Segment Open

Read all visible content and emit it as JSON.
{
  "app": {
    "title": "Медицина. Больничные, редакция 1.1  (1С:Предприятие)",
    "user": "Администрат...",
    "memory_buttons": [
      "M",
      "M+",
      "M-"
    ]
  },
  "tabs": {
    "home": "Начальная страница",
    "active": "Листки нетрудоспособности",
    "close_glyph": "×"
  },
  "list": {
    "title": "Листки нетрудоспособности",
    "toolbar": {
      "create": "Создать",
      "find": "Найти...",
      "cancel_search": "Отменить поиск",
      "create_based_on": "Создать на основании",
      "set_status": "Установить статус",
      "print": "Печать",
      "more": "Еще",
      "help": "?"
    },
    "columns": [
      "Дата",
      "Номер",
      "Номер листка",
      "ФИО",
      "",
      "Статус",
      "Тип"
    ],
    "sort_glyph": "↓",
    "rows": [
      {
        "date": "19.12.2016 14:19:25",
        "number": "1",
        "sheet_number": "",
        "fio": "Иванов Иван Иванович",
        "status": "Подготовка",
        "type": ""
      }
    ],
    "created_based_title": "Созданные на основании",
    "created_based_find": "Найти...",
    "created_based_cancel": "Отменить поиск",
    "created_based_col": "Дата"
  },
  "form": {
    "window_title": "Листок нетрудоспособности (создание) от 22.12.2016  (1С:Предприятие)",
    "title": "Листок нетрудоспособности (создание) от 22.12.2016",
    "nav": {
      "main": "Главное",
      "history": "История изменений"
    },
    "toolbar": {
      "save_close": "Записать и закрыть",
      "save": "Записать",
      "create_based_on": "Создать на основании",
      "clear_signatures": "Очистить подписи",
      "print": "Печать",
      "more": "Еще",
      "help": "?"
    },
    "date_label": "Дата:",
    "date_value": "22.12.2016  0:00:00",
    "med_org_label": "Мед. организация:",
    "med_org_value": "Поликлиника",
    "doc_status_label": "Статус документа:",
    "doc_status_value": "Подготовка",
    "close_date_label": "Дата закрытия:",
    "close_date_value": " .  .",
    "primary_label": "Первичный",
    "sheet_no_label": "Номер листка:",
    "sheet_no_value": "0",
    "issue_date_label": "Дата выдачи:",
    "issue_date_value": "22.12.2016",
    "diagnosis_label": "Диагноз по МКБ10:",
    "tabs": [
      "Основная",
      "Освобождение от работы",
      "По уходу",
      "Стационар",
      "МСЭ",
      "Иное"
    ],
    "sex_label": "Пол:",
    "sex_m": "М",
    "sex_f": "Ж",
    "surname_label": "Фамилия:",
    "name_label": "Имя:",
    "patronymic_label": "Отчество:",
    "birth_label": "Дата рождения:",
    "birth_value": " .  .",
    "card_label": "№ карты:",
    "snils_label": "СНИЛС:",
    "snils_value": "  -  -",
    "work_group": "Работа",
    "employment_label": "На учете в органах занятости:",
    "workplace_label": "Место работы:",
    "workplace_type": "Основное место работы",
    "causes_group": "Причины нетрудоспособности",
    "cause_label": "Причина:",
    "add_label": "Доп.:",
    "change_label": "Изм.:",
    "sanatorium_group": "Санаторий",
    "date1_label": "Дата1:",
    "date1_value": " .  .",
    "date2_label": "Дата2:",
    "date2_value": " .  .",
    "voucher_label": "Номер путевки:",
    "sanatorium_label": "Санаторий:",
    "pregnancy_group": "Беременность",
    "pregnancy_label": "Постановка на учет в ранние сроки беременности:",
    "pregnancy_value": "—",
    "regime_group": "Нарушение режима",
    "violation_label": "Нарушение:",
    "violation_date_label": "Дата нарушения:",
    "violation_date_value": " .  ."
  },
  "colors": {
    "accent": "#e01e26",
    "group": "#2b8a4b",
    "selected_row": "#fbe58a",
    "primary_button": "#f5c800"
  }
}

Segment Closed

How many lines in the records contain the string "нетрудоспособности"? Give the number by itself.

§ Answer section
5